RECORD EXCERPTS:
————————

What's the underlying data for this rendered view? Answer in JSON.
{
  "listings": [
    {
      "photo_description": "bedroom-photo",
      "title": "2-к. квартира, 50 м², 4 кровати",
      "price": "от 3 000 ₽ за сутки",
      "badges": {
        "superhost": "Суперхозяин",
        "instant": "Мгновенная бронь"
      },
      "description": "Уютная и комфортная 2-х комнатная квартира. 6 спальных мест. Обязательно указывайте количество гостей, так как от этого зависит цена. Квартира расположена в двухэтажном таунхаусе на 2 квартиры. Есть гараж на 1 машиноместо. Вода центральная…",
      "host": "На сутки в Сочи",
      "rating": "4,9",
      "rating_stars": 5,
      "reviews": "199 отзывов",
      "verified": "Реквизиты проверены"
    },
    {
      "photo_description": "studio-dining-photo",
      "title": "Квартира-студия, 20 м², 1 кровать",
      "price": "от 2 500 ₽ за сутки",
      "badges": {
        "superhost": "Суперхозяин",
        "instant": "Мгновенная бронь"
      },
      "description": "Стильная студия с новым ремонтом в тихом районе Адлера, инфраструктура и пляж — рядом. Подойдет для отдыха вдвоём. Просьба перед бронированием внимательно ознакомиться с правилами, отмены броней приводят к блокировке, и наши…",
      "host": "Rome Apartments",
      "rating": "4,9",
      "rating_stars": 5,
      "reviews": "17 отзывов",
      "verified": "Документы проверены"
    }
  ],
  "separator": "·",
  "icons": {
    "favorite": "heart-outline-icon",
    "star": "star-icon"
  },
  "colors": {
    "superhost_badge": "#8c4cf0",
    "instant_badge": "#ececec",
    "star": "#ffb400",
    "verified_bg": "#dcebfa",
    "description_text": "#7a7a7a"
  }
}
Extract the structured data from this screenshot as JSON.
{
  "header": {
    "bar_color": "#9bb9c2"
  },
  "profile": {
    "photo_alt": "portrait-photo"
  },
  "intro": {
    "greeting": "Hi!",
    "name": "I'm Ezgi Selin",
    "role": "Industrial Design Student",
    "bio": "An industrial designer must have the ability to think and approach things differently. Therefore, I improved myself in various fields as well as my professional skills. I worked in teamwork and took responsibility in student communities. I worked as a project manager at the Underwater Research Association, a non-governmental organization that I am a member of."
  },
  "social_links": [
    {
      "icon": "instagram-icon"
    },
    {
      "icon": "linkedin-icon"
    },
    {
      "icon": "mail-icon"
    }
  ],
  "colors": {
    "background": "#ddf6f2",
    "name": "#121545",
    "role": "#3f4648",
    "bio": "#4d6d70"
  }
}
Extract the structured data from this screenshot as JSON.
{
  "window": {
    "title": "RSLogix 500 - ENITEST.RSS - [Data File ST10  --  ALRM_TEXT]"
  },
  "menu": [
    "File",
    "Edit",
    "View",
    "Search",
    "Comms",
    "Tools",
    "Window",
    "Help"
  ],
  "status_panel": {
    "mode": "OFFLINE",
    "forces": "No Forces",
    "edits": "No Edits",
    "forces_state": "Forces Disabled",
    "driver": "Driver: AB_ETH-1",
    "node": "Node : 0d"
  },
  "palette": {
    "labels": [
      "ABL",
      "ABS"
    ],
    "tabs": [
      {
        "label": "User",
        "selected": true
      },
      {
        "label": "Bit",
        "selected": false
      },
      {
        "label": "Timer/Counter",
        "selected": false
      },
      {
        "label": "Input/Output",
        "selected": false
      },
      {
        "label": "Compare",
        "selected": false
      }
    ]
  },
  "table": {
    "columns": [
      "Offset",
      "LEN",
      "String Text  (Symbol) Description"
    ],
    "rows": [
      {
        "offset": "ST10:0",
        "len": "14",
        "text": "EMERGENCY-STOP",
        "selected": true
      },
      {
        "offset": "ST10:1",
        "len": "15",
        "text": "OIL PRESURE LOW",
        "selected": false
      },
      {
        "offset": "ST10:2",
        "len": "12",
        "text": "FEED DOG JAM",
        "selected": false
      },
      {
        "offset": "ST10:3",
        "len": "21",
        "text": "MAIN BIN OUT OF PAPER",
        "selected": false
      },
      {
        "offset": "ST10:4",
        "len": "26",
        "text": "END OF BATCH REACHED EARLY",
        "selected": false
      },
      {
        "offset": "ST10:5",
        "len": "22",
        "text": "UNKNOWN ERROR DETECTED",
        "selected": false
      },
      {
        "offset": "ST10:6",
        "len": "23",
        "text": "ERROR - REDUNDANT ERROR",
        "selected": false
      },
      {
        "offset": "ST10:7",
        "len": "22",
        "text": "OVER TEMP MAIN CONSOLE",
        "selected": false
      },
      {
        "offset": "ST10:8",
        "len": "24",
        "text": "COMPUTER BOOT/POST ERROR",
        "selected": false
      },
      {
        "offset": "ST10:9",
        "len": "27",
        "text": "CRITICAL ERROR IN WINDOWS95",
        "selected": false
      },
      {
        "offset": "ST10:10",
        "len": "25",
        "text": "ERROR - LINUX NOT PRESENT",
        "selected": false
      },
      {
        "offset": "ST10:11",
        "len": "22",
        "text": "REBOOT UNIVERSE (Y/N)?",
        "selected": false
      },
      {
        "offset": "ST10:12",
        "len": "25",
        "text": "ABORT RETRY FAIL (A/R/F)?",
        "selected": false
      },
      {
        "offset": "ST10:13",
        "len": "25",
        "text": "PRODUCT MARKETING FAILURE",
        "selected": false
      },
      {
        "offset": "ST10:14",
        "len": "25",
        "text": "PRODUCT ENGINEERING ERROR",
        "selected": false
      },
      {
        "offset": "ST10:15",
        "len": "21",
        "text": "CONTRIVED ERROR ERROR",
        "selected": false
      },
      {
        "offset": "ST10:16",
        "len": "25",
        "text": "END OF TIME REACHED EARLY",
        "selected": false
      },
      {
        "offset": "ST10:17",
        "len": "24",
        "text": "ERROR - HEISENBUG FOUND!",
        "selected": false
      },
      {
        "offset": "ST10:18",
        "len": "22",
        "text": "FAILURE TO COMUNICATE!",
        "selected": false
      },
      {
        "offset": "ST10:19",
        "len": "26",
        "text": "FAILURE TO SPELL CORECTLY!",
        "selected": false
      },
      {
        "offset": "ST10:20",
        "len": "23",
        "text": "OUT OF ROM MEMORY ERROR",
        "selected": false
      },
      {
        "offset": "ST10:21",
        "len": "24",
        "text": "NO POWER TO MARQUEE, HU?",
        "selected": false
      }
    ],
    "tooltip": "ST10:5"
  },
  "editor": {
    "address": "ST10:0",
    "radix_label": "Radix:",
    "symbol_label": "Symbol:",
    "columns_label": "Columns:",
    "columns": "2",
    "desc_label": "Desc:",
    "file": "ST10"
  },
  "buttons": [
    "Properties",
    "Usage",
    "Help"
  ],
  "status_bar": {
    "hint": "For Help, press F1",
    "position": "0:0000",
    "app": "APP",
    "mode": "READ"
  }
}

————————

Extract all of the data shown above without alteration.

EXERCISE SOLUTION:
What's the underlying data for this rendered view? Answer in JSON.
{
  "listings": [
    {
      "photo_description": "bedroom-photo",
      "title": "2-к. квартира, 50 м², 4 кровати",
      "price": "от 3 000 ₽ за сутки",
      "badges": {
        "superhost": "Суперхозяин",
        "instant": "Мгновенная бронь"
      },
      "description": "Уютная и комфортная 2-х комнатная квартира. 6 спальных мест. Обязательно указывайте количество гостей, так как от этого зависит цена. Квартира расположена в двухэтажном таунхаусе на 2 квартиры. Есть гараж на 1 машиноместо. Вода центральная…",
      "host": "На сутки в Сочи",
      "rating": "4,9",
      "rating_stars": 5,
      "reviews": "199 отзывов",
      "verified": "Реквизиты проверены"
    },
    {
      "photo_description": "studio-dining-photo",
      "title": "Квартира-студия, 20 м², 1 кровать",
      "price": "от 2 500 ₽ за сутки",
      "badges": {
        "superhost": "Суперхозяин",
        "instant": "Мгновенная бронь"
      },
      "description": "Стильная студия с новым ремонтом в тихом районе Адлера, инфраструктура и пляж — рядом. Подойдет для отдыха вдвоём. Просьба перед бронированием внимательно ознакомиться с правилами, отмены броней приводят к блокировке, и наши…",
      "host": "Rome Apartments",
      "rating": "4,9",
      "rating_stars": 5,
      "reviews": "17 отзывов",
      "verified": "Документы проверены"
    }
  ],
  "separator": "·",
  "icons": {
    "favorite": "heart-outline-icon",
    "star": "star-icon"
  },
  "colors": {
    "superhost_badge": "#8c4cf0",
    "instant_badge": "#ececec",
    "star": "#ffb400",
    "verified_bg": "#dcebfa",
    "description_text": "#7a7a7a"
  }
}
Extract the structured data from this screenshot as JSON.
{
  "header": {
    "bar_color": "#9bb9c2"
  },
  "profile": {
    "photo_alt": "portrait-photo"
  },
  "intro": {
    "greeting": "Hi!",
    "name": "I'm Ezgi Selin",
    "role": "Industrial Design Student",
    "bio": "An industrial designer must have the ability to think and approach things differently. Therefore, I improved myself in various fields as well as my professional skills. I worked in teamwork and took responsibility in student communities. I worked as a project manager at the Underwater Research Association, a non-governmental organization that I am a member of."
  },
  "social_links": [
    {
      "icon": "instagram-icon"
    },
    {
      "icon": "linkedin-icon"
    },
    {
      "icon": "mail-icon"
    }
  ],
  "colors": {
    "background": "#ddf6f2",
    "name": "#121545",
    "role": "#3f4648",
    "bio": "#4d6d70"
  }
}
Extract the structured data from this screenshot as JSON.
{
  "window": {
    "title": "RSLogix 500 - ENITEST.RSS - [Data File ST10  --  ALRM_TEXT]"
  },
  "menu": [
    "File",
    "Edit",
    "View",
    "Search",
    "Comms",
    "Tools",
    "Window",
    "Help"
  ],
  "status_panel": {
    "mode": "OFFLINE",
    "forces": "No Forces",
    "edits": "No Edits",
    "forces_state": "Forces Disabled",
    "driver": "Driver: AB_ETH-1",
    "node": "Node : 0d"
  },
  "palette": {
    "labels": [
      "ABL",
      "ABS"
    ],
    "tabs": [
      {
        "label": "User",
        "selected": true
      },
      {
        "label": "Bit",
        "selected": false
      },
      {
        "label": "Timer/Counter",
        "selected": false
      },
      {
        "label": "Input/Output",
        "selected": false
      },
      {
        "label": "Compare",
        "selected": false
      }
    ]
  },
  "table": {
    "columns": [
      "Offset",
      "LEN",
      "String Text  (Symbol) Description"
    ],
    "rows": [
      {
        "offset": "ST10:0",
        "len": "14",
        "text": "EMERGENCY-STOP",
        "selected": true
      },
      {
        "offset": "ST10:1",
        "len": "15",
        "text": "OIL PRESURE LOW",
        "selected": false
      },
      {
        "offset": "ST10:2",
        "len": "12",
        "text": "FEED DOG JAM",
        "selected": false
      },
      {
        "offset": "ST10:3",
        "len": "21",
        "text": "MAIN BIN OUT OF PAPER",
        "selected": false
      },
      {
        "offset": "ST10:4",
        "len": "26",
        "text": "END OF BATCH REACHED EARLY",
        "selected": false
      },
      {
        "offset": "ST10:5",
        "len": "22",
        "text": "UNKNOWN ERROR DETECTED",
        "selected": false
      },
      {
        "offset": "ST10:6",
        "len": "23",
        "text": "ERROR - REDUNDANT ERROR",
        "selected": false
      },
      {
        "offset": "ST10:7",
        "len": "22",
        "text": "OVER TEMP MAIN CONSOLE",
        "selected": false
      },
      {
        "offset": "ST10:8",
        "len": "24",
        "text": "COMPUTER BOOT/POST ERROR",
        "selected": false
      },
      {
        "offset": "ST10:9",
        "len": "27",
        "text": "CRITICAL ERROR IN WINDOWS95",
        "selected": false
      },
      {
        "offset": "ST10:10",
        "len": "25",
        "text": "ERROR - LINUX NOT PRESENT",
        "selected": false
      },
      {
        "offset": "ST10:11",
        "len": "22",
        "text": "REBOOT UNIVERSE (Y/N)?",
        "selected": false
      },
      {
        "offset": "ST10:12",
        "len": "25",
        "text": "ABORT RETRY FAIL (A/R/F)?",
        "selected": false
      },
      {
        "offset": "ST10:13",
        "len": "25",
        "text": "PRODUCT MARKETING FAILURE",
        "selected": false
      },
      {
        "offset": "ST10:14",
        "len": "25",
        "text": "PRODUCT ENGINEERING ERROR",
        "selected": false
      },
      {
        "offset": "ST10:15",
        "len": "21",
        "text": "CONTRIVED ERROR ERROR",
        "selected": false
      },
      {
        "offset": "ST10:16",
        "len": "25",
        "text": "END OF TIME REACHED EARLY",
        "selected": false
      },
      {
        "offset": "ST10:17",
        "len": "24",
        "text": "ERROR - HEISENBUG FOUND!",
        "selected": false
      },
      {
        "offset": "ST10:18",
        "len": "22",
        "text": "FAILURE TO COMUNICATE!",
        "selected": false
      },
      {
        "offset": "ST10:19",
        "len": "26",
        "text": "FAILURE TO SPELL CORECTLY!",
        "selected": false
      },
      {
        "offset": "ST10:20",
        "len": "23",
        "text": "OUT OF ROM MEMORY ERROR",
        "selected": false
      },
      {
        "offset": "ST10:21",
        "len": "24",
        "text": "NO POWER TO MARQUEE, HU?",
        "selected": false
      }
    ],
    "tooltip": "ST10:5"
  },
  "editor": {
    "address": "ST10:0",
    "radix_label": "Radix:",
    "symbol_label": "Symbol:",
    "columns_label": "Columns:",
    "columns": "2",
    "desc_label": "Desc:",
    "file": "ST10"
  },
  "buttons": [
    "Properties",
    "Usage",
    "Help"
  ],
  "status_bar": {
    "hint": "For Help, press F1",
    "position": "0:0000",
    "app": "APP",
    "mode": "READ"
  }
}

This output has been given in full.